_TASK STATEMENT_
Every entry below should be repeated exactly; the pictures should not.

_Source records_
◆ ◆ ◆ ◆ ◆
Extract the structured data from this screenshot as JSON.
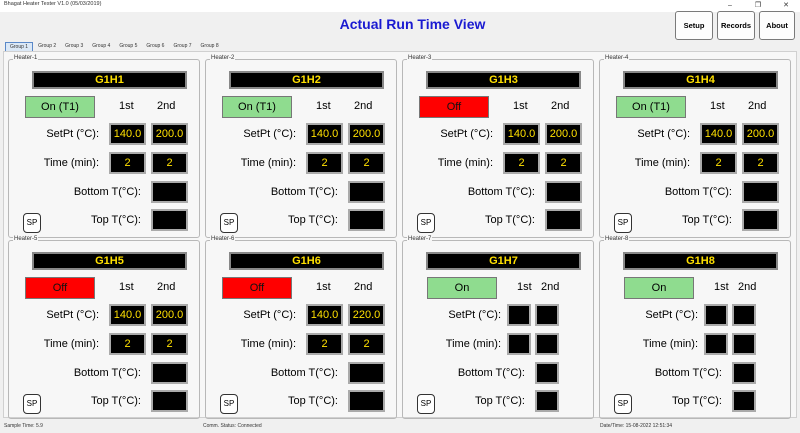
{
  "window": {
    "title": "Bhagat Heater Tester V1.0 (05/03/2019)",
    "controls": [
      "–",
      "❐",
      "✕"
    ]
  },
  "header": {
    "title": "Actual Run Time View",
    "buttons": {
      "setup": "Setup",
      "records": "Records",
      "about": "About"
    }
  },
  "tabs": [
    "Group 1",
    "Group 2",
    "Group 3",
    "Group 4",
    "Group 5",
    "Group 6",
    "Group 7",
    "Group 8"
  ],
  "labels": {
    "first": "1st",
    "second": "2nd",
    "setpt": "SetPt (°C):",
    "setpt_alt": "SetPt (°C):",
    "time": "Time (min):",
    "bottom": "Bottom T(°C):",
    "top": "Top T(°C):",
    "sp": "SP"
  },
  "heaters": [
    {
      "legend": "Heater-1",
      "name": "G1H1",
      "status": "On (T1)",
      "state": "on",
      "setpt1": "140.0",
      "setpt2": "200.0",
      "time1": "2",
      "time2": "2",
      "bottom": "",
      "top": ""
    },
    {
      "legend": "Heater-2",
      "name": "G1H2",
      "status": "On (T1)",
      "state": "on",
      "setpt1": "140.0",
      "setpt2": "200.0",
      "time1": "2",
      "time2": "2",
      "bottom": "",
      "top": ""
    },
    {
      "legend": "Heater-3",
      "name": "G1H3",
      "status": "Off",
      "state": "off",
      "setpt1": "140.0",
      "setpt2": "200.0",
      "time1": "2",
      "time2": "2",
      "bottom": "",
      "top": ""
    },
    {
      "legend": "Heater-4",
      "name": "G1H4",
      "status": "On (T1)",
      "state": "on",
      "setpt1": "140.0",
      "setpt2": "200.0",
      "time1": "2",
      "time2": "2",
      "bottom": "",
      "top": ""
    },
    {
      "legend": "Heater-5",
      "name": "G1H5",
      "status": "Off",
      "state": "off",
      "setpt1": "140.0",
      "setpt2": "200.0",
      "time1": "2",
      "time2": "2",
      "bottom": "",
      "top": ""
    },
    {
      "legend": "Heater-6",
      "name": "G1H6",
      "status": "Off",
      "state": "off",
      "setpt1": "140.0",
      "setpt2": "220.0",
      "time1": "2",
      "time2": "2",
      "bottom": "",
      "top": ""
    },
    {
      "legend": "Heater-7",
      "name": "G1H7",
      "status": "On",
      "state": "on",
      "setpt1": "",
      "setpt2": "",
      "time1": "",
      "time2": "",
      "bottom": "",
      "top": ""
    },
    {
      "legend": "Heater-8",
      "name": "G1H8",
      "status": "On",
      "state": "on",
      "setpt1": "",
      "setpt2": "",
      "time1": "",
      "time2": "",
      "bottom": "",
      "top": ""
    }
  ],
  "statusbar": {
    "sample_time": "Sample Time: 5.9",
    "comm_status": "Comm. Status: Connected",
    "datetime": "Date/Time: 15-08-2022 12:51:34"
  },
  "colors": {
    "title": "#1a1ad1",
    "on": "#8fdc8f",
    "off": "#ff0000",
    "value": "#ffe000",
    "value_bg": "#000000"
  }
}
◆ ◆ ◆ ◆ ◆
_REPLY_
Extract the structured data from this screenshot as JSON.
{
  "window": {
    "title": "Bhagat Heater Tester V1.0 (05/03/2019)",
    "controls": [
      "–",
      "❐",
      "✕"
    ]
  },
  "header": {
    "title": "Actual Run Time View",
    "buttons": {
      "setup": "Setup",
      "records": "Records",
      "about": "About"
    }
  },
  "tabs": [
    "Group 1",
    "Group 2",
    "Group 3",
    "Group 4",
    "Group 5",
    "Group 6",
    "Group 7",
    "Group 8"
  ],
  "labels": {
    "first": "1st",
    "second": "2nd",
    "setpt": "SetPt (°C):",
    "setpt_alt": "SetPt (°C):",
    "time": "Time (min):",
    "bottom": "Bottom T(°C):",
    "top": "Top T(°C):",
    "sp": "SP"
  },
  "heaters": [
    {
      "legend": "Heater-1",
      "name": "G1H1",
      "status": "On (T1)",
      "state": "on",
      "setpt1": "140.0",
      "setpt2": "200.0",
      "time1": "2",
      "time2": "2",
      "bottom": "",
      "top": ""
    },
    {
      "legend": "Heater-2",
      "name": "G1H2",
      "status": "On (T1)",
      "state": "on",
      "setpt1": "140.0",
      "setpt2": "200.0",
      "time1": "2",
      "time2": "2",
      "bottom": "",
      "top": ""
    },
    {
      "legend": "Heater-3",
      "name": "G1H3",
      "status": "Off",
      "state": "off",
      "setpt1": "140.0",
      "setpt2": "200.0",
      "time1": "2",
      "time2": "2",
      "bottom": "",
      "top": ""
    },
    {
      "legend": "Heater-4",
      "name": "G1H4",
      "status": "On (T1)",
      "state": "on",
      "setpt1": "140.0",
      "setpt2": "200.0",
      "time1": "2",
      "time2": "2",
      "bottom": "",
      "top": ""
    },
    {
      "legend": "Heater-5",
      "name": "G1H5",
      "status": "Off",
      "state": "off",
      "setpt1": "140.0",
      "setpt2": "200.0",
      "time1": "2",
      "time2": "2",
      "bottom": "",
      "top": ""
    },
    {
      "legend": "Heater-6",
      "name": "G1H6",
      "status": "Off",
      "state": "off",
      "setpt1": "140.0",
      "setpt2": "220.0",
      "time1": "2",
      "time2": "2",
      "bottom": "",
      "top": ""
    },
    {
      "legend": "Heater-7",
      "name": "G1H7",
      "status": "On",
      "state": "on",
      "setpt1": "",
      "setpt2": "",
      "time1": "",
      "time2": "",
      "bottom": "",
      "top": ""
    },
    {
      "legend": "Heater-8",
      "name": "G1H8",
      "status": "On",
      "state": "on",
      "setpt1": "",
      "setpt2": "",
      "time1": "",
      "time2": "",
      "bottom": "",
      "top": ""
    }
  ],
  "statusbar": {
    "sample_time": "Sample Time: 5.9",
    "comm_status": "Comm. Status: Connected",
    "datetime": "Date/Time: 15-08-2022 12:51:34"
  },
  "colors": {
    "title": "#1a1ad1",
    "on": "#8fdc8f",
    "off": "#ff0000",
    "value": "#ffe000",
    "value_bg": "#000000"
  }
}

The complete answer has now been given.